PROBLEM STATEMENT:
Could you count the lines below that include the word "kind" and give only the number?

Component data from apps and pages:
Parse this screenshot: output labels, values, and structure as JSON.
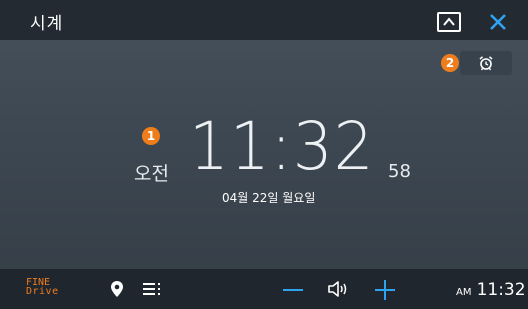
{
  "app": {
    "title": "시계"
  },
  "titlebar": {
    "collapse_icon": "chevron-up-icon",
    "close_icon": "close-icon",
    "close_color": "#2ea3f2"
  },
  "alarm": {
    "marker": "2",
    "icon": "alarm-clock-icon"
  },
  "clock": {
    "marker": "1",
    "ampm": "오전",
    "time": "11:32",
    "seconds": "58",
    "date": "04월 22일 월요일"
  },
  "bottombar": {
    "logo_line1": "FINE",
    "logo_line2": "Drive",
    "logo_color": "#f07d1b",
    "nav_icon": "map-pin-icon",
    "menu_icon": "menu-icon",
    "volume_down_icon": "minus-icon",
    "volume_icon": "speaker-icon",
    "volume_up_icon": "plus-icon",
    "accent_color": "#2ea3f2",
    "status_ampm": "AM",
    "status_time": "11:32"
  }
}
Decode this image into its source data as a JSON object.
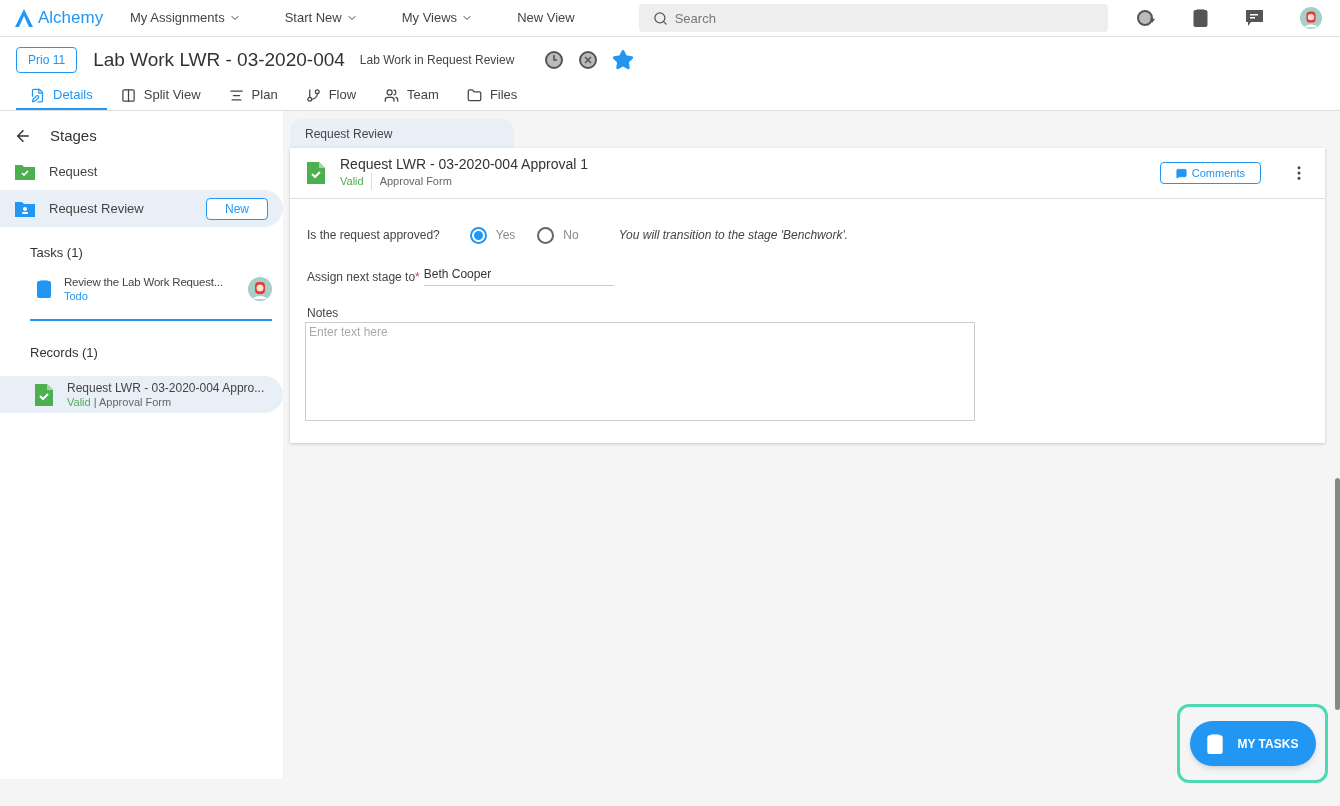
{
  "nav": {
    "logo": "Alchemy",
    "menus": [
      {
        "label": "My Assignments",
        "dropdown": true
      },
      {
        "label": "Start New",
        "dropdown": true
      },
      {
        "label": "My Views",
        "dropdown": true
      },
      {
        "label": "New View",
        "dropdown": false
      }
    ],
    "search": {
      "placeholder": "Search"
    }
  },
  "header": {
    "priority": "Prio 11",
    "title": "Lab Work LWR - 03-2020-004",
    "subtitle_prefix": "Lab Work in",
    "subtitle_stage": "Request Review",
    "favorite": true,
    "tabs": [
      {
        "label": "Details",
        "kind": "details",
        "selected": true
      },
      {
        "label": "Split View",
        "kind": "split",
        "selected": false
      },
      {
        "label": "Plan",
        "kind": "plan",
        "selected": false
      },
      {
        "label": "Flow",
        "kind": "flow",
        "selected": false
      },
      {
        "label": "Team",
        "kind": "team",
        "selected": false
      },
      {
        "label": "Files",
        "kind": "files",
        "selected": false
      }
    ]
  },
  "sidebar": {
    "title": "Stages",
    "stages": [
      {
        "label": "Request",
        "kind": "done",
        "selected": false
      },
      {
        "label": "Request Review",
        "kind": "current",
        "selected": true,
        "badge": "New"
      }
    ],
    "tasks_heading": "Tasks (1)",
    "tasks": [
      {
        "title": "Review the Lab Work Request...",
        "status": "Todo"
      }
    ],
    "records_heading": "Records (1)",
    "records": [
      {
        "title": "Request LWR - 03-2020-004 Appro...",
        "status": "Valid",
        "form": "| Approval Form",
        "selected": true
      }
    ]
  },
  "main": {
    "stage_tab": "Request Review",
    "record": {
      "title": "Request LWR - 03-2020-004 Approval 1",
      "status": "Valid",
      "form": "Approval Form",
      "comments": "Comments"
    },
    "question": {
      "label": "Is the request approved?",
      "options": [
        {
          "label": "Yes",
          "selected": true
        },
        {
          "label": "No",
          "selected": false
        }
      ],
      "hint": "You will transition to the stage 'Benchwork'."
    },
    "assign": {
      "label": "Assign next stage to",
      "required": "*",
      "value": "Beth Cooper"
    },
    "notes": {
      "label": "Notes",
      "placeholder": "Enter text here"
    }
  },
  "fab": {
    "label": "MY TASKS"
  }
}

PROBLEM SOLUTION:
8